We have a number of customers using a site-to-site VPN. These customers connect through this VPN onto an internal server. After doing some packet captures at both the VPN and the server ends. I'm noticing the following:
When the server resets its PMTUs every ten minutes (in accordance with the PMTUD protocol definition), it sends some large packets to all destinations. The VPN gateway replies with an ICMP "Destination unreachable, fragmentation needed" message for each of the destinations (as PMTUs can be different for each destination). The first ICMP message is sent out immediately, but the next ICMP message (for one of the other customer destinations) only after nearly a second, the third after about two seconds, then four, eight seconds, and so on (0ms, 1000ms, 2000ms, 4000ms, 8000ms, etc)
I was thinking to use the ip icmp rate-limit unreachable command to reduce the period to say 200ms but I need to understand why the VPN responds in this manner. I would expect the VPN to send ICMP unreachables every 500ms (the default setting). Anyone know why?
I'm not currently dealing with this issue, but I have some comments.
Why not set the "ip mtu" to an acceptable value on the appropriate interface, and avoid the constant PMTU discovery?
How different are the PMTUs (i.e.: range)?
The multiple "Destination unreachable, fragmentation needed" messages convey that a PMTU issue exists with multiple destinations, but does not necessarily mean that the PMTU to each is different.
Also, I believe that ICMP messages may be generated at the interface level, and subsequent encapsulation levels (e.g.: GRE, IPSec), for the same destination, depending on how badly the packet is constrained.
Cisco has an excellent document on PMTU discovery.
Are the "large packets" sent by the server staggered over time (1, 2, 4, 8 sec interval)?
If you have ICMP rate limited now, what settings are you using?
Is ICMP rate limiting configured on the far side, or some other intermediate link?

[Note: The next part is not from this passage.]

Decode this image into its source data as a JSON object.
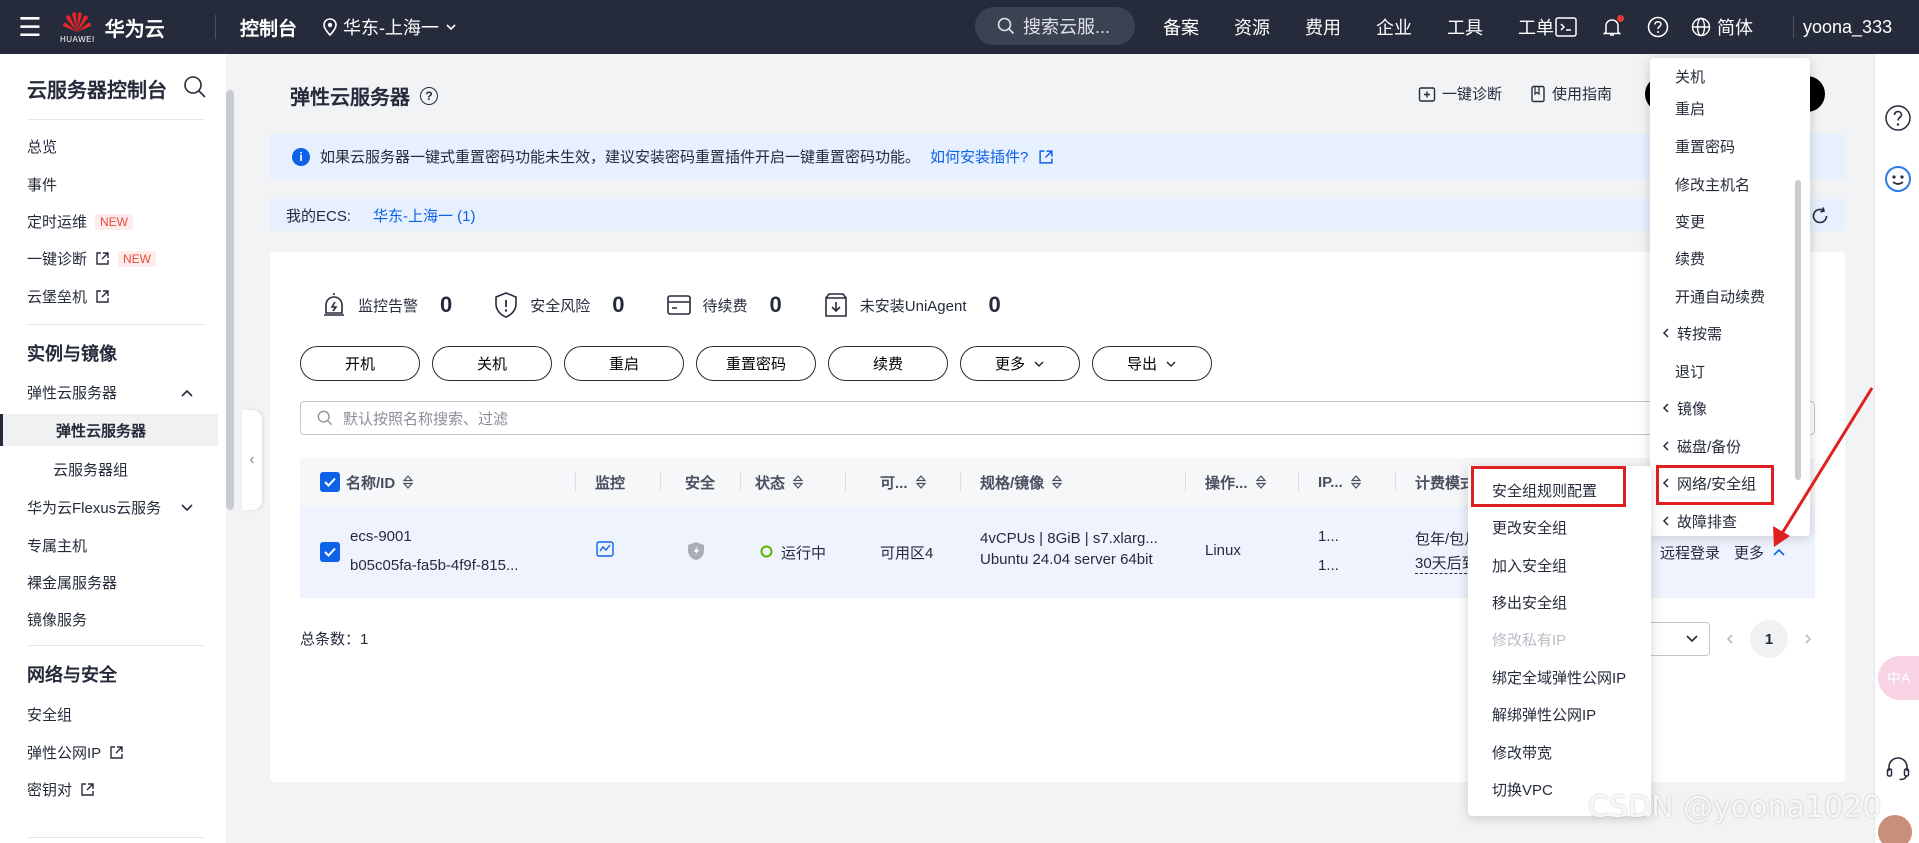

Getting back to the "ip mtu" for a moment.
We use "ip mtu 1400" on our tunnel interfaces for our IPSec + GRE tunnel(s). We never see PMTU issues. The "ip mtu 1400" accommodates all GRE and IPSec headers (transport or tunnel mode).
Keep in mind you have not shared any information about your MTU requirements or the interfaces/technologies in use. Unless there is a broad spectrum of MTU requirements, it seems like it would be desirable to define an "ip mtu" that would put an end to the ongoing PMTU adjustments.
Table of ContentsIntroductionVersion HistoryPossible Future
UpdatesDocuments PurposeNAT Operation in ASA 8.3+ SectionsRule Types
Network Object NATTwice NAT / Manual NATRule Types used per SectionNAT
Types used with Twice NAT / Manual NAT and Network Obje...
Table of Contents Introduction:This document describes details on how
NAT-T works. Background: ESP encrypts all critical information,
encapsulating the entire inner TCP/UDP datagram within an ESP header.
ESP is an IP protocol in the same sense that TCP an...